You can sit on it. Put your feet up. Stand on top of it to reach a pot – or, if you’re a kid, help mom or dad roll out cookie dough on the kitchen counter.
Or you can simply admire its beauty, as in the case of dozens of hand-painted benches being auctioned off Saturday at “Hold Everything!: Maine Discovery Museum’s Annual Gala Dinner Auction” at Spectacular Event Center in Bangor.
Bidding, starting at $75 for each of the 77 benches, has already begun online at the museum’s Web site where all the pieces are on view. Bids can also be made at the live auction starting at 8 p.m. Saturday. The gala kicks off with a reception at 5 p.m. followed by dinner.
Celebrated Maine author Stephen King has also contributed a plain black bench with his signature in gold. That piece, however, won’t be auctioned off Saturday. The museum has put it on eBay, in a 10-day auction starting Thursday, Nov. 2, in hopes to increase public exposure for the museum, and to collect even more bids. Interested buyers can search for “Stephen King bench” on eBay.
“It’s very understated,” Susan Carlisle, event organizer and vice president of the MDM board of directors, said. “It’s just black with his signature in gold. I like to say it’s black as midnight in ‘Pet Sematary.'”
Form follows function is the unofficial motto for “Hold Everything!”
“[Benches] are useful because they can be for a child or for an adult. You can use it as an end table, or for extra seating,” Carlisle, who has headed up the auction for the past four years, noted. “But they’re also beautiful.”
From Millinocket to Portland, Maine artists were commissioned to decorate a 24-by-11-inch wooden bench constructed by local contractor Tom Hutchinson.
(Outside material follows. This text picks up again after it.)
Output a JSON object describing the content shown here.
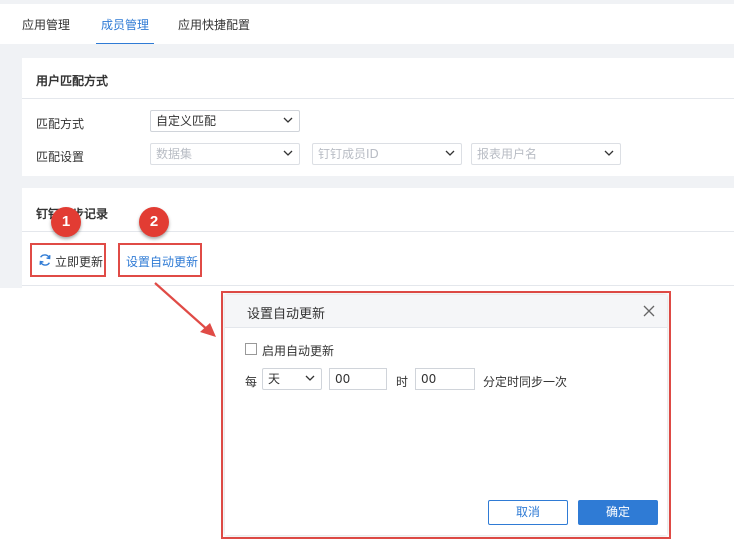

Many of the one-of-a-kind pieces are on display in storefront windows throughout downtown Bangor, from Merrill Merchants Bank on Main Street to the Briar Patch bookstore on Central Street. A walking tour list of stores displaying the benches can be found at the museum’s Web site.
“We provide the raw material, and then our artists paint them,” said Carlisle. “A few even asked to make their own benches. Viki Kennedy in Bancroft [Aroostook County] didn’t want to bother us by having us have to deliver a bench to her. She and her husband make furniture for a living, so they made two and painted them. They’ve got these gorgeous mermaids on them.”
Some of the most imaginative creations include Glenburn artist Alma Johnson’s tea party featuring a wolf, chicken, puppy and little girl sitting on papier mache chairs around a blue and white bench, which serves as their table. There’s even a storybook to accompany it.
Young Bangor artist Andrew Bradford, a former student at Rockport’s Center for Furniture Craftsmanship, used a polished tree branch and piece of raw wood to create a truly funky looking bench.
Portland’s Elizabeth Fraser painted one of the standard benches with riotous shades of pink, purple, blue and yellow, in her striking depiction of a sunset along the Maine coast.
“Some of them are colorful and wild, and some are scenic and floral. Some are just for kids,” said Carlisle. “We get such a variety each year.”
Brad Finch of Bangor and 8-year-old daughter Lily, both longtime Maine Discovery Museum patrons, created “Salamander Quadrille,” a bench painted in bright green and blue, featuring highly detailed images of beetles, dragonflies and salamanders. Meanwhile, Anson resident Lynn Harwood painted dreamy clouds and a pale blue sky on her bench.
And some aren’t painted at all.
Barbara Rosenthal of Bangor decoupaged handmade paper maps onto her bench, and then put stamps from around the world on the various countries. Wally Warren of Ripley used found objects made of metal, plastic and rubber on his fun, hodgepodge bench titled “Evolution.”
Each year Maine Discovery Museum focuses on a different item to be decorated by Maine artists – something useful, but also nice to look at – for its benefit auction.
“Every year we try to choose something different,” said Carlisle. “The first year it was rocking chairs, the second year we did mirrors, and the third year we did treasure boxes.”
In past years, the auction has raised around $30,000 for the Maine Discovery Museum. Carlisle hopes to beat that total this year, of course, especially with the introduction of absentee online bidding, available at www.mainediscoverymuseum.org.
“You can go online and make a bid before the auction,” said Carlisle. “And if you don’t bid, in the museum we keep scrapbooks of previous year’s events, with pictures of each item and biographies of each artist. People are welcome to come in and see those, and see what you missed out on.”
“Hold Everything!: The Maine Discovery Museum’s Annual Gala Dinner Auction” is set for 5 p.m. Saturday, Nov. 4, at Spectacular Event Center on the Griffin Road in Bangor. Tickets are $40, and can be purchased by calling the museum at 262-7200. Emily Burnham can be reached at email@example.com.